Lee Westwood Must Improve Ball-Striking to Win 1st Major at 2013 British Open

Matt FitzgeraldCorrespondent IIIJuly 20, 2013

GULLANE, SCOTLAND - JULY 20:  Lee Westwood of England reacts from the 3rd tee during the third round of the 142nd Open Championship at Muirfield on July 20, 2013 in Gullane, Scotland.  (Photo by Matthew Lewis/Getty Images)
Matthew Lewis/Getty Images

Lee Westwood is in ideal position to capture his maiden major championship at the 2013 British Open, holding a two-stroke lead after 54 holes thanks to a one-under round of 70 on Saturday.

However, in order to beat out his closest competitors in Tiger Woods, Hunter Mahan and the countless others hoping for their first taste at major glory, the Englishman must get his ball-striking in order for the final round.

A cushion of multiple shots can evaporate quickly at Muirfield Golf Links, with trouble lurking at every turn in the form of knee-high rough and ruthless greens.
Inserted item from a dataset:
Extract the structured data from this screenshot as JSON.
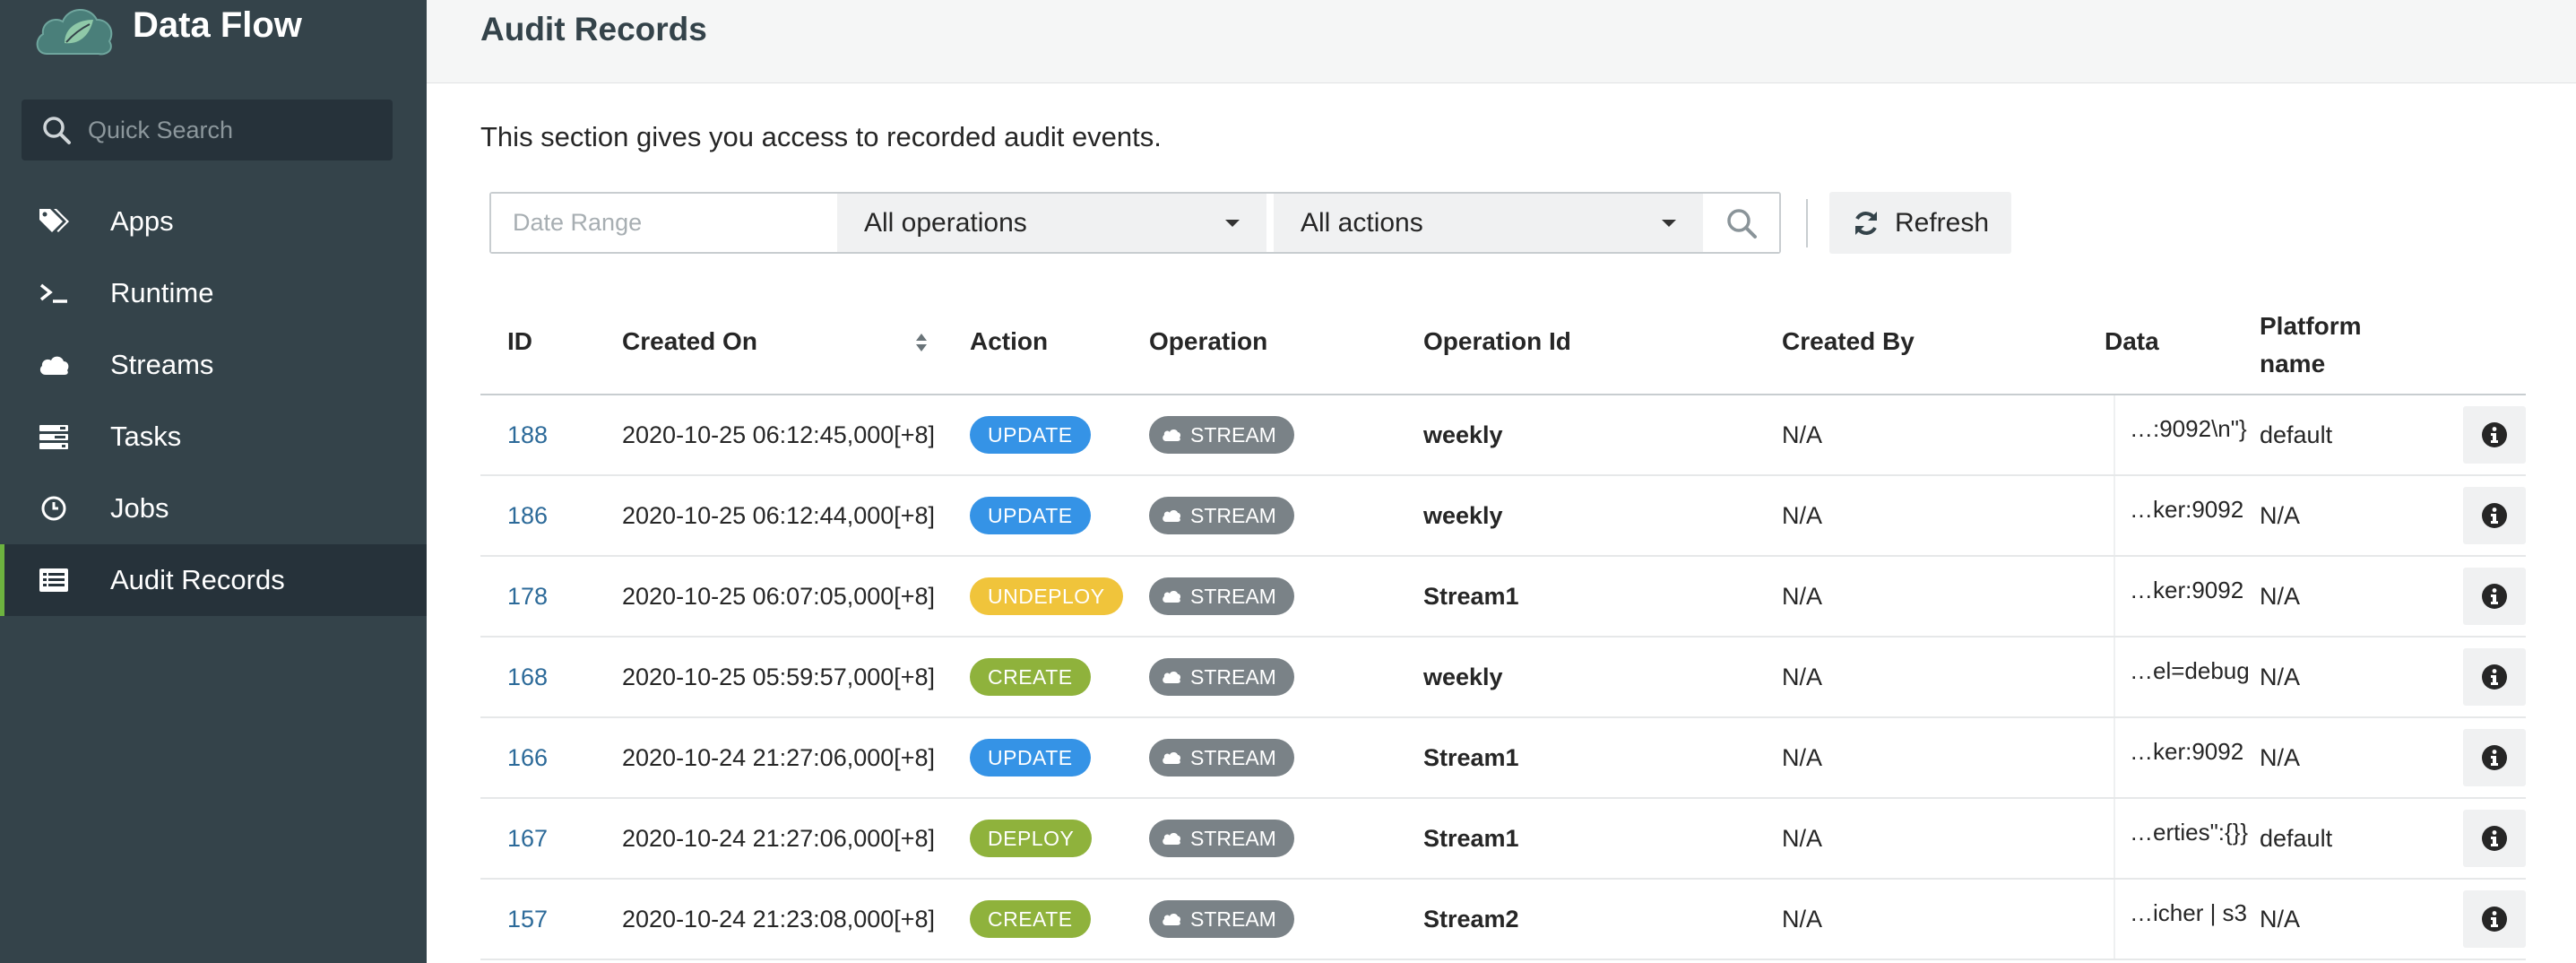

Thus, Westwood has to be on top of his game to emerge with the Claret Jug.

Two recent developments have helped Westwood to where he is now.

Westwood turned to a new pair of eyes to check on his swing in Sean Foley, and discovered a revelation of a mentor in 1991 Open champion Ian Baker-Finch to help him with his putting.

The golf swing is a fluid, fluctuating phenomenon that isn't ever fully mastered—even the planet's best hit wild shots from time to time.

Westwood, though, has struggled in relation to the rest of the field in with his long game.

His form wasn't good before he consulted with Foley—who coached his compatriot Justin Rose to victory at the U.S. Open and is Woods' coach as well—but there has still been inconsistency from tee to green at the Open.

Granted, the conditions at Muirfield aren't exactly ideal for lighting it up. Also, it does take some time to adjust to even the most minimal of swing changes, especially at this high of a level in golf.

What has saved Westwood through the first three rounds is his putter, which he can apparently thank Baker-Finch for.

Westwood leads the tournament with 26 one-putts—almost half of the greens. That has historically been the shakiest part of his game, and in layman's terms, he's out of his mind with the flatstick in hand.

Nine or so one-putts tomorrow under the circumstances is a rather tall task to manage. Maybe the veteran can continue to surprise rolling the rock, but his grind toward the trophy would be far easier with a few more realistic looks at birdie.

Hitting 57.1 percent of fairways has Westwood tied for 52nd at the Open, and his 57.4 greens in regulation percentage is T-62.

Considering how penal the rough is and the ratcheted-up intensity as the tournament draws nearer to its conclusion, Westwood will have to leave himself in better position to maintain his lead.

When he finished out his round with a tap-in on the 18th from short range, it took longer than expected. Perhaps it was an aberration given the huge putts he holed for bogey on No. 16 and birdie at the par-five 17th, but Shane Bacon of Yahoo! was particularly critical:

It will obviously be key to hole putts, but more shots like his brilliant iron play at No. 14 that set up a birdie must be struck to keep the mind clear of burdensome swing thoughts.

Sunday won't be as much about making birdies for Westwood, but rather about minimizing mistakes, which he has done extremely well all week.

To ensure his long-awaited major triumph, the swing is the thing to get Westwood to the summit.

Note: Tournament statistics were obtained from TheOpen.com.